• **Records provided**
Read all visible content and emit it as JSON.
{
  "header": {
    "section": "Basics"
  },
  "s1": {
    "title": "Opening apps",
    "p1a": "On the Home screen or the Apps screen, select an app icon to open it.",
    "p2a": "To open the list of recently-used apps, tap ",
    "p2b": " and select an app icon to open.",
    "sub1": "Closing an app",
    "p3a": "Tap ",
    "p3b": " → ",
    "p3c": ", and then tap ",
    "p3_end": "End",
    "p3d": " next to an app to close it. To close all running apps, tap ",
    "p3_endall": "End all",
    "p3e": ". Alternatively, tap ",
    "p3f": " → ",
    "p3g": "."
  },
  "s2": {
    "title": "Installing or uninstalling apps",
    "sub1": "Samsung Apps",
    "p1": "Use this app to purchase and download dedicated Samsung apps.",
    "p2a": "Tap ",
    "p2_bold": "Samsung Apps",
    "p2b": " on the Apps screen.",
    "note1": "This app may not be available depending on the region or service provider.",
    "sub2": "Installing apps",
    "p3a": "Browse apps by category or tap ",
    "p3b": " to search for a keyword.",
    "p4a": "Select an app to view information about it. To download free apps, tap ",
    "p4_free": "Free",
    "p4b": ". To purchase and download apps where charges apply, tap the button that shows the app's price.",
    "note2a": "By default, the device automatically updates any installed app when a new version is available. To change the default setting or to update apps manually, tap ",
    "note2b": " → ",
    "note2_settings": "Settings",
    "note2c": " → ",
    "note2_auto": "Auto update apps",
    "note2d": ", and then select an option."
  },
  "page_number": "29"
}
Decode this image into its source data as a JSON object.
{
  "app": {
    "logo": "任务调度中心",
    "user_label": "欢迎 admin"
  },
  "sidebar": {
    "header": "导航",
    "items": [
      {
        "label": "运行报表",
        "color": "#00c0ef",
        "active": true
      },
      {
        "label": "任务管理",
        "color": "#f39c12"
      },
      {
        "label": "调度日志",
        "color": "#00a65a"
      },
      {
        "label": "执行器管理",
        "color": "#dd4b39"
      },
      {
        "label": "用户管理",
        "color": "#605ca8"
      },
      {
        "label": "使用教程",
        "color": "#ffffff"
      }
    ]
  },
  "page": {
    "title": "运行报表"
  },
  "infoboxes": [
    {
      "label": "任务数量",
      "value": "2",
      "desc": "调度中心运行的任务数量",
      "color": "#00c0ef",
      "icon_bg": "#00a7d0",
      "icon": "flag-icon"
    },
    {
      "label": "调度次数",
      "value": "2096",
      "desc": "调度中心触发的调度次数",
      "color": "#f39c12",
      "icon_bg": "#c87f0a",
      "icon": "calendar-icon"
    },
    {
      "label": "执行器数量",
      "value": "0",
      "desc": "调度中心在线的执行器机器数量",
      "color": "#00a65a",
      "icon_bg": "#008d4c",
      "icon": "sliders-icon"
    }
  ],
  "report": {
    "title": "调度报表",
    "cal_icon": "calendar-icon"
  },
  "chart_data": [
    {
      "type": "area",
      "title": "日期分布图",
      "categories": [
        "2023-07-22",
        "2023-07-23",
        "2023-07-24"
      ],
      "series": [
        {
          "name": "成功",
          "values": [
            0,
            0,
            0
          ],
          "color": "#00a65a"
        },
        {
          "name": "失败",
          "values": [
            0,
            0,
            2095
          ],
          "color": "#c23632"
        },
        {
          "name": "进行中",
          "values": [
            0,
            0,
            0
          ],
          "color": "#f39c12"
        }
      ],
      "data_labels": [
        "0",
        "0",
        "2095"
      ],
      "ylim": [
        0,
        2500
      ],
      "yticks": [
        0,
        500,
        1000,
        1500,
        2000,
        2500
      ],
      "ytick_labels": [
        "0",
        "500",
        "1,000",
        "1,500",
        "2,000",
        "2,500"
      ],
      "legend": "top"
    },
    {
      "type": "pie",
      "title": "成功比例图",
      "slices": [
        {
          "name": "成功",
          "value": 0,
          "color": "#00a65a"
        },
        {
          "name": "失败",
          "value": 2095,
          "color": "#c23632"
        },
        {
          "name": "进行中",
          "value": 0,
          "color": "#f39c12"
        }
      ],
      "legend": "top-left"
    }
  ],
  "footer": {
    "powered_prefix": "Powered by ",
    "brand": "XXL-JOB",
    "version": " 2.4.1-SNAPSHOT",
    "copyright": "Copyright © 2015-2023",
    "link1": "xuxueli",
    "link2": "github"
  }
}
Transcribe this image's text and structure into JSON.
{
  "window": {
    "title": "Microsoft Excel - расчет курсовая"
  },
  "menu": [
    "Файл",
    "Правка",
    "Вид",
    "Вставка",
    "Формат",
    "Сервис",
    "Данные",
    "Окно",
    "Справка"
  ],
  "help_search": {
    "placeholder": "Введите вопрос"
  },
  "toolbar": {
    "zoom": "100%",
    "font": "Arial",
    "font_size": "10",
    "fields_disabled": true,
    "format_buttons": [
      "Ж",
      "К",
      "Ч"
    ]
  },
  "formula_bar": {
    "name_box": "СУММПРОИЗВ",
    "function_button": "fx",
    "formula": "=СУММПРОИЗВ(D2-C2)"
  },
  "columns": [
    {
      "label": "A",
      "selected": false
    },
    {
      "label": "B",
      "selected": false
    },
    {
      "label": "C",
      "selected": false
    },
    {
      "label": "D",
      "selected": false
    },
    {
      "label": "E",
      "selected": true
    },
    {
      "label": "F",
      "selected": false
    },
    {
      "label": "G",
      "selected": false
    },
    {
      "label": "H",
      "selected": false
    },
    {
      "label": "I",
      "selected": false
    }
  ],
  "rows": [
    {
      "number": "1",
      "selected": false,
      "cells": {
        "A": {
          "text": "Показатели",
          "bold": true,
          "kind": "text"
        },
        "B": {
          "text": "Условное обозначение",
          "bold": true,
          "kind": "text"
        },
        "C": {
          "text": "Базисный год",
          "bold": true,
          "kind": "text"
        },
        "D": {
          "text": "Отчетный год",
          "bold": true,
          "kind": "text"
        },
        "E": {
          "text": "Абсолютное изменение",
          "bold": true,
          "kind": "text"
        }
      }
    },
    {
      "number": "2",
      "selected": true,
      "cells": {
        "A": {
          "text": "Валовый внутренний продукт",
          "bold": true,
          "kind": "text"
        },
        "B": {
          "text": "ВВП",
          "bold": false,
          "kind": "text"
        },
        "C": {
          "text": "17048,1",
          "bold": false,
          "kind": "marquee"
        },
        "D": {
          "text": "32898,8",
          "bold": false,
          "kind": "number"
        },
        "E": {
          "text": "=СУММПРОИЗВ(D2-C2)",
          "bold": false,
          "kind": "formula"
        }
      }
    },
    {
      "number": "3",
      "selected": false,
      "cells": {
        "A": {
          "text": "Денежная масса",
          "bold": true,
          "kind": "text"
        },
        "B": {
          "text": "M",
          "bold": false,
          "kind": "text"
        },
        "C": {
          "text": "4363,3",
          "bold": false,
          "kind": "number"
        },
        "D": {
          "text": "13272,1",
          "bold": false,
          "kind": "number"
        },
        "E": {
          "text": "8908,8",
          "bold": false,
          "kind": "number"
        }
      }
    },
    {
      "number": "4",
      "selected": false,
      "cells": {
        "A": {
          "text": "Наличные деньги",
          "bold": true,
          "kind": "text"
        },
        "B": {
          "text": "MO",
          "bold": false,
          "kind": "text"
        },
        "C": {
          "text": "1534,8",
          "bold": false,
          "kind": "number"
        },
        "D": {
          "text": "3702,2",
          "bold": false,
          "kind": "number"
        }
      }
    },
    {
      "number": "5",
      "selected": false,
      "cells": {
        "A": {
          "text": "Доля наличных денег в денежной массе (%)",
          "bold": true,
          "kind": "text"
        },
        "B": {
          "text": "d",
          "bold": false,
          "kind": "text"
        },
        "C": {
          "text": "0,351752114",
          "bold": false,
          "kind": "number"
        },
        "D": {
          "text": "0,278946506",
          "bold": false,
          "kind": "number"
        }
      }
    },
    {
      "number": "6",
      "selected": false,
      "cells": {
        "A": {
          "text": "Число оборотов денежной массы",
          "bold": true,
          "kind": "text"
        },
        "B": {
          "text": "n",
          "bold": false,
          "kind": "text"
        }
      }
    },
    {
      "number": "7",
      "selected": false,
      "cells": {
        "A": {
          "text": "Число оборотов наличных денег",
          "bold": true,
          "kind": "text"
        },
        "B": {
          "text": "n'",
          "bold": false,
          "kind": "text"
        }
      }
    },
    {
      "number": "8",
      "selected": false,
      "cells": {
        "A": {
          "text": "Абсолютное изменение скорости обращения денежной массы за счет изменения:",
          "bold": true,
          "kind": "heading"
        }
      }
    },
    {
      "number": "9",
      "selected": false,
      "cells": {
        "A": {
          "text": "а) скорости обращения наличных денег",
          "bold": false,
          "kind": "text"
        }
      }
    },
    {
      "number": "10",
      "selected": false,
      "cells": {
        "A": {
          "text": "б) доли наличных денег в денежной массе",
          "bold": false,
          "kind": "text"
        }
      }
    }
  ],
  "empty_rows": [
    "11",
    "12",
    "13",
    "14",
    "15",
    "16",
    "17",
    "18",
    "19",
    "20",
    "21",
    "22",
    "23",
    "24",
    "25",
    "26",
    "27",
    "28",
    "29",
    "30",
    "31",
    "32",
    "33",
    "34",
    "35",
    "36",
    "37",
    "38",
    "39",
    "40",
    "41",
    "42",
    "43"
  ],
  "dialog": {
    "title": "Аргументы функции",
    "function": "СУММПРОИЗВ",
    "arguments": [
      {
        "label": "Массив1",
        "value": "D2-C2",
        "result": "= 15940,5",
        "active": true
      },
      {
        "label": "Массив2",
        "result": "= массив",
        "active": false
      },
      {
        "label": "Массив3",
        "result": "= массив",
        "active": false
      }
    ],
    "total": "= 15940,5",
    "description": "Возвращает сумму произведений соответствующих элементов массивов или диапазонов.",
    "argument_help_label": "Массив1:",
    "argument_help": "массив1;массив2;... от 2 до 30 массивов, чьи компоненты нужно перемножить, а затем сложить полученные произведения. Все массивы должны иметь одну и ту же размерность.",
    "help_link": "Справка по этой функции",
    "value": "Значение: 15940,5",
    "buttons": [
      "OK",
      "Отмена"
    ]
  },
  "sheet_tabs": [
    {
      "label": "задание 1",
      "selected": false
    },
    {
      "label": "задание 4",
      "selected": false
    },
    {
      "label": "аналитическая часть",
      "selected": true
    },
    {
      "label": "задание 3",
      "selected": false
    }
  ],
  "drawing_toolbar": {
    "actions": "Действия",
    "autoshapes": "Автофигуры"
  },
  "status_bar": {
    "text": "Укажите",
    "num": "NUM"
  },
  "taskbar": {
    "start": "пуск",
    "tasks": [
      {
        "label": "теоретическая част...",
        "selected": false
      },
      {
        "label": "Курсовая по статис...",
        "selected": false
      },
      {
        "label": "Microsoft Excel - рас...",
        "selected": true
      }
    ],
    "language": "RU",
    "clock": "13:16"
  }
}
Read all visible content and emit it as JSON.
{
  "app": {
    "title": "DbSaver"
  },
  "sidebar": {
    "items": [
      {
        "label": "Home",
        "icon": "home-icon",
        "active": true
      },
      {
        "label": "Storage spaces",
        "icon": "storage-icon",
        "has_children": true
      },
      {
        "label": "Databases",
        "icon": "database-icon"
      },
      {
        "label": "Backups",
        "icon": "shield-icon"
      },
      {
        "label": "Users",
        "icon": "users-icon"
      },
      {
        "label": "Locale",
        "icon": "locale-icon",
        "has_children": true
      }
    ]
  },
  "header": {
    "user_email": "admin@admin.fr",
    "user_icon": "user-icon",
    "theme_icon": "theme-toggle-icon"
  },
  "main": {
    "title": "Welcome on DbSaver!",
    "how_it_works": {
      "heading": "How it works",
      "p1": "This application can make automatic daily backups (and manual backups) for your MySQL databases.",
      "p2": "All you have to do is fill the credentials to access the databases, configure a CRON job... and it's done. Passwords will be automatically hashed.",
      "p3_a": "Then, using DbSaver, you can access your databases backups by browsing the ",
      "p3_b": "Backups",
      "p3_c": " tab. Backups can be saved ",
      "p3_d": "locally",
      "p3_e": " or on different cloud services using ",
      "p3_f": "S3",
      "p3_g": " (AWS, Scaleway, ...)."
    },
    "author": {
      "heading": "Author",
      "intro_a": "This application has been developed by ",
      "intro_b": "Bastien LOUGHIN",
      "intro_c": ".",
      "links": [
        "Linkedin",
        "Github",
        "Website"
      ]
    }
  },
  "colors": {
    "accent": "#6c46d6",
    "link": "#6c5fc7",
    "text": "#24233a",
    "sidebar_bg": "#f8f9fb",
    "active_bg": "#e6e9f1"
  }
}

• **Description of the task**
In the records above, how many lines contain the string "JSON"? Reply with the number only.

• **Answer box**
4